I remember as a kid sprinkling brown sugar onto a grapefruit half, then looking up to see my mom's hardcore hippie friend looking at me with horror. "You're putting sugar on THAT?" She was aghast. I guess grapefruit was a sweet treat to her, but I needed some sugar on mine.
I feel the same way about oatmeal. I love oatmeal -- that is, the real kind, made from steel cut oats, that takes 30 minutes to cook and has great texture and flavor, and is not gooey and slimy and tasting of cardboard like rolled oats. I love it, but I still like to sugar it up.
This is what we do with our one cup of steel cut oats, which magically expands over the course of 30 minutes into enough food to feed our entire family of four, for something like 5-cents a serving (Who says eating well has to be expensive?) Right as it finishes cooking, we add (prepare to look at me with horror):

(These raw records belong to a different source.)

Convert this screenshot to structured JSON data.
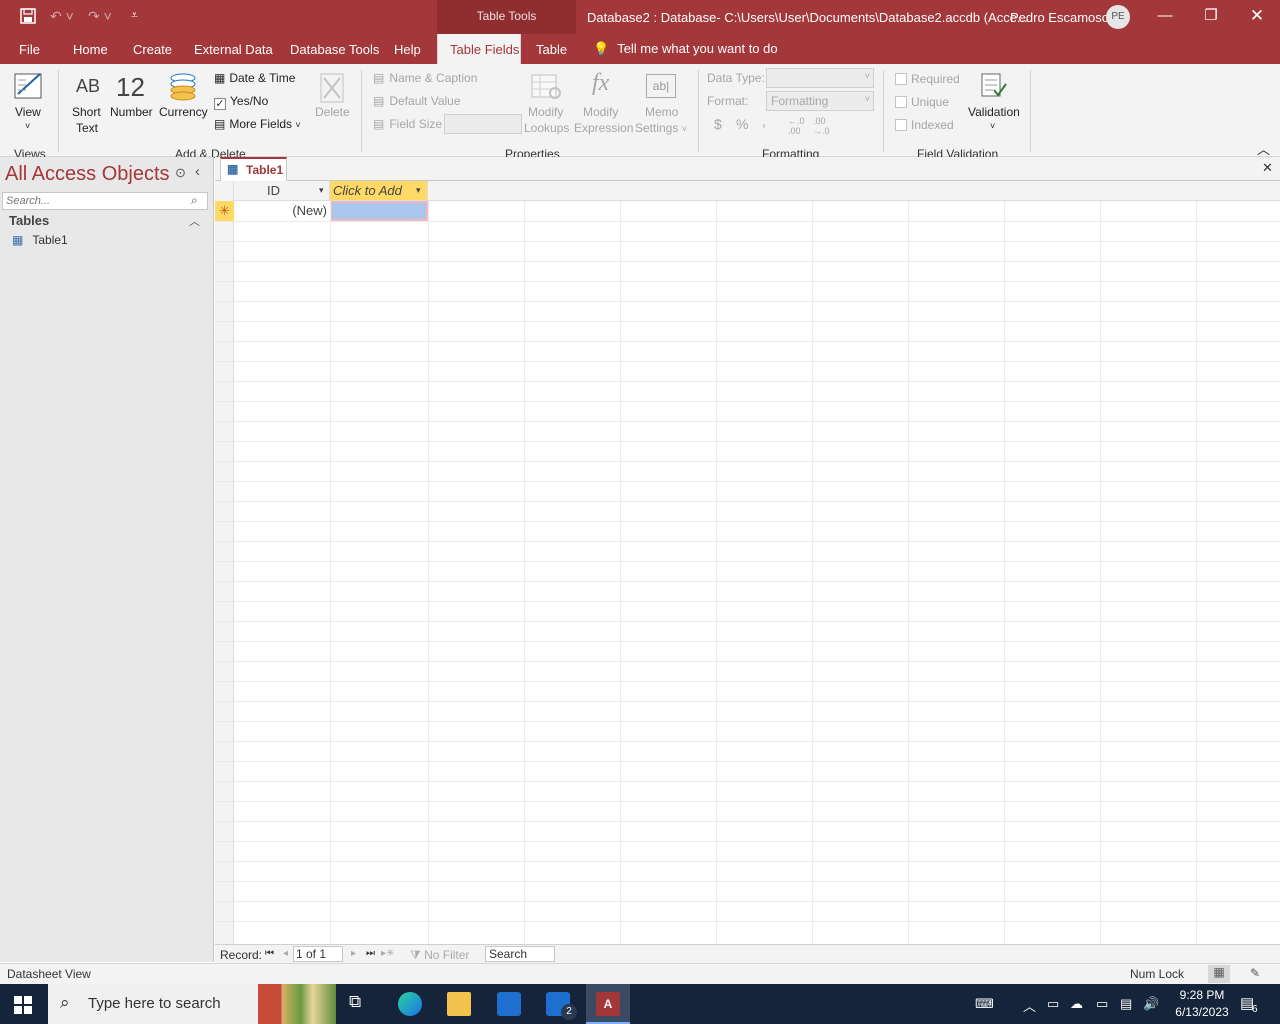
{
  "titlebar": {
    "context_label": "Table Tools",
    "window_title": "Database2 : Database- C:\\Users\\User\\Documents\\Database2.accdb (Acce...",
    "user_name": "Pedro Escamoso",
    "user_initials": "PE"
  },
  "tabs": {
    "file": "File",
    "home": "Home",
    "create": "Create",
    "external_data": "External Data",
    "database_tools": "Database Tools",
    "help": "Help",
    "table_fields": "Table Fields",
    "table": "Table",
    "tell_me": "Tell me what you want to do"
  },
  "ribbon": {
    "view": "View",
    "views_group": "Views",
    "short_text_glyph": "AB",
    "short_text_1": "Short",
    "short_text_2": "Text",
    "number_glyph": "12",
    "number": "Number",
    "currency": "Currency",
    "date_time": "Date & Time",
    "yes_no": "Yes/No",
    "more_fields": "More Fields",
    "delete": "Delete",
    "add_delete_group": "Add & Delete",
    "name_caption": "Name & Caption",
    "default_value": "Default Value",
    "field_size": "Field Size",
    "modify_lookups_1": "Modify",
    "modify_lookups_2": "Lookups",
    "modify_expression_1": "Modify",
    "modify_expression_2": "Expression",
    "memo_settings_1": "Memo",
    "memo_settings_2": "Settings",
    "properties_group": "Properties",
    "data_type_label": "Data Type:",
    "format_label": "Format:",
    "format_value": "Formatting",
    "currency_symbol": "$",
    "percent_symbol": "%",
    "comma_symbol": ",",
    "formatting_group": "Formatting",
    "required": "Required",
    "unique": "Unique",
    "indexed": "Indexed",
    "validation": "Validation",
    "field_validation_group": "Field Validation",
    "yes_no_checked": true
  },
  "nav": {
    "title": "All Access Objects",
    "search_placeholder": "Search...",
    "section": "Tables",
    "items": [
      "Table1"
    ]
  },
  "document": {
    "tab_label": "Table1",
    "columns": [
      "ID",
      "Click to Add"
    ],
    "new_row_id": "(New)"
  },
  "record_nav": {
    "label": "Record:",
    "position": "1 of 1",
    "filter": "No Filter",
    "search": "Search"
  },
  "status": {
    "view_name": "Datasheet View",
    "num_lock": "Num Lock"
  },
  "taskbar": {
    "search_placeholder": "Type here to search",
    "mail_badge": "2",
    "time": "9:28 PM",
    "date": "6/13/2023",
    "notification_count": "6"
  },
  "colors": {
    "access_red": "#a4373a",
    "ribbon_bg": "#f3f3f3",
    "header_highlight": "#ffd966",
    "selected_cell": "#a9c7ec",
    "taskbar_bg": "#15243a"
  }
}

- a couple teaspoons of molasses
- a tablespoon or so of maple syrup or honey
- a knob of butter
That does it for the stoic adult male in our house, who is not really a sugar person (and whose recipe this is).
The rest of us add a few little hard pebbles of brown sugar or sucanat, which melt into syrupy pockets of deliciousness in the oatmeal.
So, go ahead and be horrified. The thing, it's not even nearly as sweet as pancakes. And the other things is, my eight-year-old son has been eating organic steel cut oatmeal for breakfast most winter mornings for the last few years. I think it's worth the sugar. It's soooo good, and really cheap. And my daughter joined our oatmeal-eating corps last winter at the age of 3.
If your family is of stronger moral fiber than ours, you could try raisins, or apples, or even just a little cinnamon, instead of tumbling down this slippery sugar slope with us. Either way -- eat oatmeal!
PS Did you know sucanat stands for 'sugar cane natural'? It's unrefined cane sugar, with lots of molasses flavor left in it.